No, of course not. Welp, that was my easiest blog post ever.
Ha. Of course, I have to dig a bit deeper. Obviously, a great many novelists, essayists, short story writers, screenwriters, etc. have been successful (however one chooses to define that word) without an advanced degree in creative writing on their resume.
If it was more accessible in terms of time and pay, I 100 percent would have liked to get an M.F.A. Some of my favorite courses in high school and college centered around the writing process. Being able to go through a program where I engage with other writers through constructive workshops, and learn from mentors about the writing process? Sign me up, please.
But, no. You don’t necessarily need that to be a great writer. A great writer is a great writer, regardless of where they come from or what credentials they do or do not have. To put an analogy on the table, I’m a journalist. My degree is in philosophy. One of the best journalists I’ve worked with based out of Colorado had a degree in … anthropology.
Degrees don’t necessarily portend anything about what is to come in the next stage of your life, development and career. But again, if I had the time and money, of course I would sign up to have additional training in writing, as the goal should always be to improve as a writer.

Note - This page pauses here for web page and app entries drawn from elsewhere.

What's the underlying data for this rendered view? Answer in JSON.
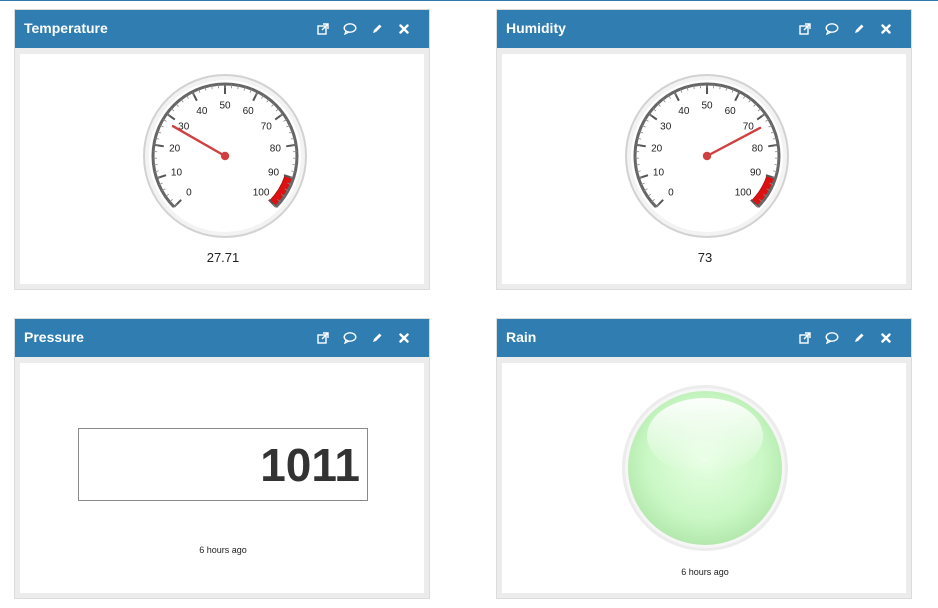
{
  "widgets": {
    "temperature": {
      "title": "Temperature",
      "value": "27.71",
      "gauge": {
        "min": 0,
        "max": 100,
        "value": 27.71,
        "ticks": [
          "0",
          "10",
          "20",
          "30",
          "40",
          "50",
          "60",
          "70",
          "80",
          "90",
          "100"
        ],
        "redband": [
          90,
          100
        ]
      }
    },
    "humidity": {
      "title": "Humidity",
      "value": "73",
      "gauge": {
        "min": 0,
        "max": 100,
        "value": 73,
        "ticks": [
          "0",
          "10",
          "20",
          "30",
          "40",
          "50",
          "60",
          "70",
          "80",
          "90",
          "100"
        ],
        "redband": [
          90,
          100
        ]
      }
    },
    "pressure": {
      "title": "Pressure",
      "value": "1011",
      "updated": "6 hours ago"
    },
    "rain": {
      "title": "Rain",
      "led_color": "#c9f7c4",
      "updated": "6 hours ago"
    }
  },
  "tools": [
    "external-link-icon",
    "comment-icon",
    "pencil-icon",
    "close-icon"
  ],
  "colors": {
    "header": "#2f7db1",
    "needle": "#d04040",
    "redband": "#dd1111",
    "led": "#c9f7c4"
  }
}
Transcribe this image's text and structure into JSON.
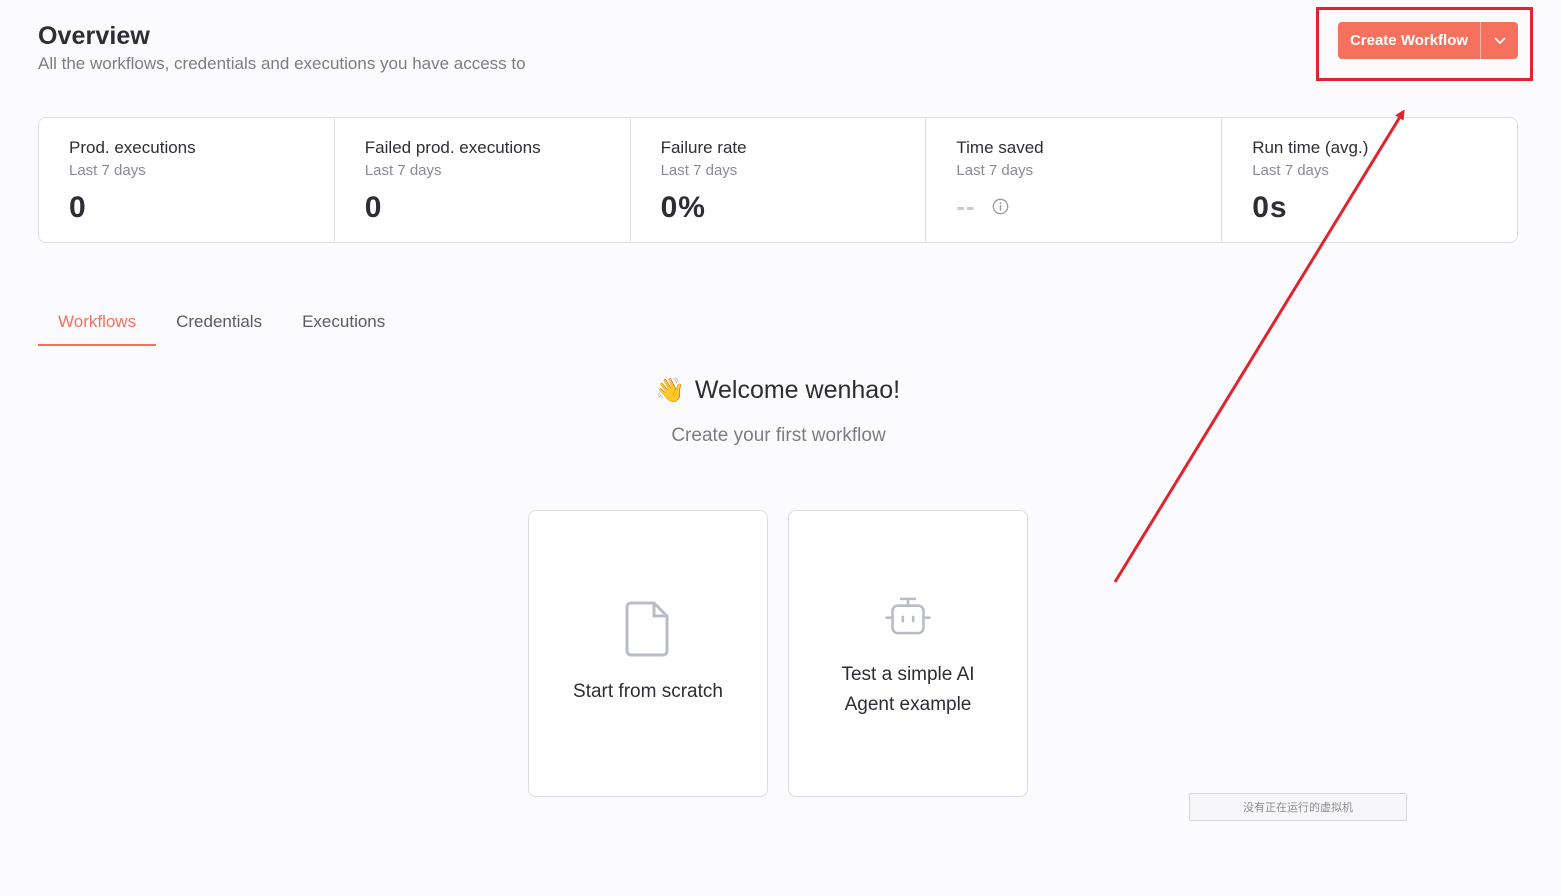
{
  "header": {
    "title": "Overview",
    "subtitle": "All the workflows, credentials and executions you have access to",
    "create_button_label": "Create Workflow"
  },
  "stats": [
    {
      "label": "Prod. executions",
      "sub": "Last 7 days",
      "value": "0"
    },
    {
      "label": "Failed prod. executions",
      "sub": "Last 7 days",
      "value": "0"
    },
    {
      "label": "Failure rate",
      "sub": "Last 7 days",
      "value": "0%"
    },
    {
      "label": "Time saved",
      "sub": "Last 7 days",
      "value": "--"
    },
    {
      "label": "Run time (avg.)",
      "sub": "Last 7 days",
      "value": "0s"
    }
  ],
  "tabs": [
    {
      "label": "Workflows",
      "active": true
    },
    {
      "label": "Credentials",
      "active": false
    },
    {
      "label": "Executions",
      "active": false
    }
  ],
  "welcome": {
    "emoji": "👋",
    "title": "Welcome wenhao!",
    "subtitle": "Create your first workflow"
  },
  "cards": [
    {
      "label": "Start from scratch",
      "icon": "file-icon"
    },
    {
      "label": "Test a simple AI Agent example",
      "icon": "robot-icon"
    }
  ],
  "vm_status": "没有正在运行的虚拟机",
  "colors": {
    "accent": "#f5715e",
    "annotation": "#e0242f"
  }
}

One of my mistakes as a teenager, which I now chalk up charitably to youthful hubris, was that I didn’t think I had anything to learn. Regardless of what field you’re talking about, that’s a dangerous and arrogant mentality to have. I thought, I know how to write, what else is there to learn? You can either do it or not; it’s black and white. However, I did still have a lot to learn and am thankful that my attitude opened in college, where I learned a great deal from writing workshops I was in with thoughtful and engaging teachers and students.
You never stop learning. Even the best of us at the top of our respective fields, if they’re smart and open, they never stop learning, either. That’s how you continue to grow, stay hungry and successful.
I don’t consider myself “classically trained” as a writer since I didn’t get a degree in writing, albeit there was a fair amount of writing in philosophy. By classically trained, I think of someone who knows the grammar and spelling rules without having to Google them, like I do; who can make a joking comment about the Oxford comma without looking it up, like I do; and who can perhaps coach someone about the technical and structural aspect of an essay better than I could. (I will say, I was a teacher’s assistant my final semester of college for a Journalism 101 course, and I did enjoy that. I like helping people polish their rough drafts.)
My uncle, who was a high school dropout who did later get his GED, is also not classically trained and doesn’t have an M.F.A., but he’s one of the best writers I know, and I don’t say that because he’s my uncle.
I would never disparage anyone who has a degree. I would never disparage anyone who does not have a degree. That divide is always weird to me, either way it cuts. I judge the writing, not who is doing the writing. Did I like the story? Did it make me feel something? Did it make me think? Yes? Yes? Yes? OK, then. It doesn’t matter if they have that M.F.A., no GED, have never been published, are always getting published, are published in little-known magazines or published in the most esteemed magazines. Is it good writing? That’s it. That’s all.
Like with any field, there can be snobbishness and/or insecurity in the writing world, either way that degree line and/or publication line cuts. Just give me a good story, that’s all I care about.
So write. Write because you have a beast inside of you that needs to sprawl out on the page. Write regardless of who you are or where you come from or what your education looks like. Write because it’s your story.